“I’d been there about four weeks when I discovered I was on an officer training course and only learning to march,’’ he said.
Mr Adams decided to take a gunnery course, was trained with guns he reckons dated from the Boer War and was awarded an extra threepence a day.
Later he was posted to HMAS Nepal, one of a group of five N-class destroyers owned by the British Navy and manned by Australians.
“But because the ship was owned by Britain, we were never recognised nor welcomed home as a group of ships,’’ he said.
Mr Adams is president of the N-Class Destroyer Association of WA, established in 1991.
In 1945, the HMAS Nizam rolled in high seas 11 miles off Augusta, with the loss of 10 of the 200 man crew and at an Association reunion, members wanted to raise funds to build a cairn at Augusta.
In 1993, it was dedicated by the former captain of the Nizam, 55 of the crew members and other N-Class destroyers.
To celebrate the 25th anniversary at Augusta last February with surviving crews from the five N-Class destroyers which fought in all theatres of war in World War II, Mr Adams dressed in his original issue dress whites from 1942, still a perfect fit, for one last time.

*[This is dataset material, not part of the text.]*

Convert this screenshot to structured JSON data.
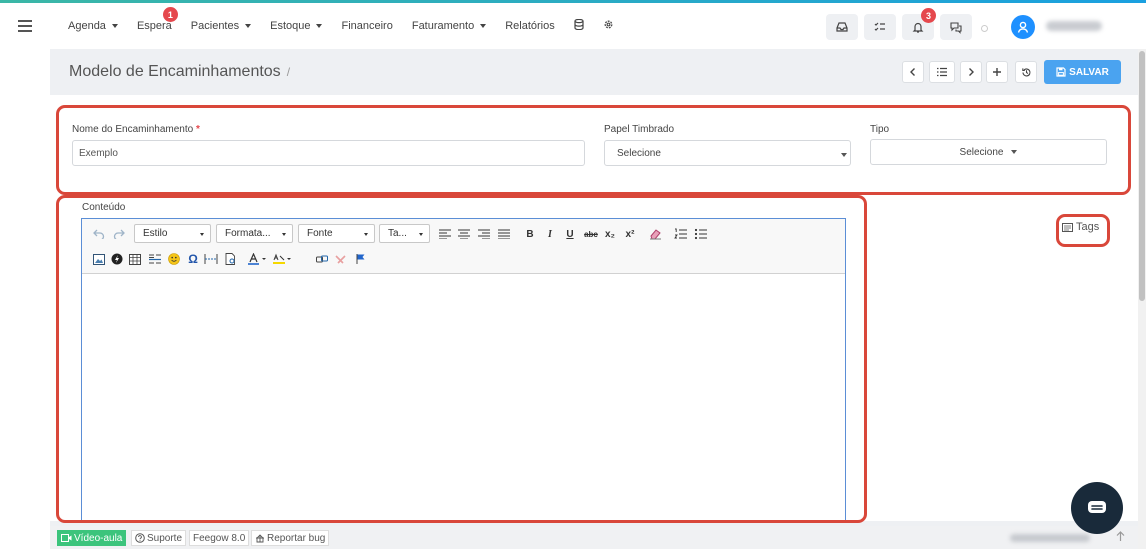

Mr Adams, who is 93 this Sunday, will lead the Perth Anzac Day parade with the N-Class Destroyer Association of WA banner.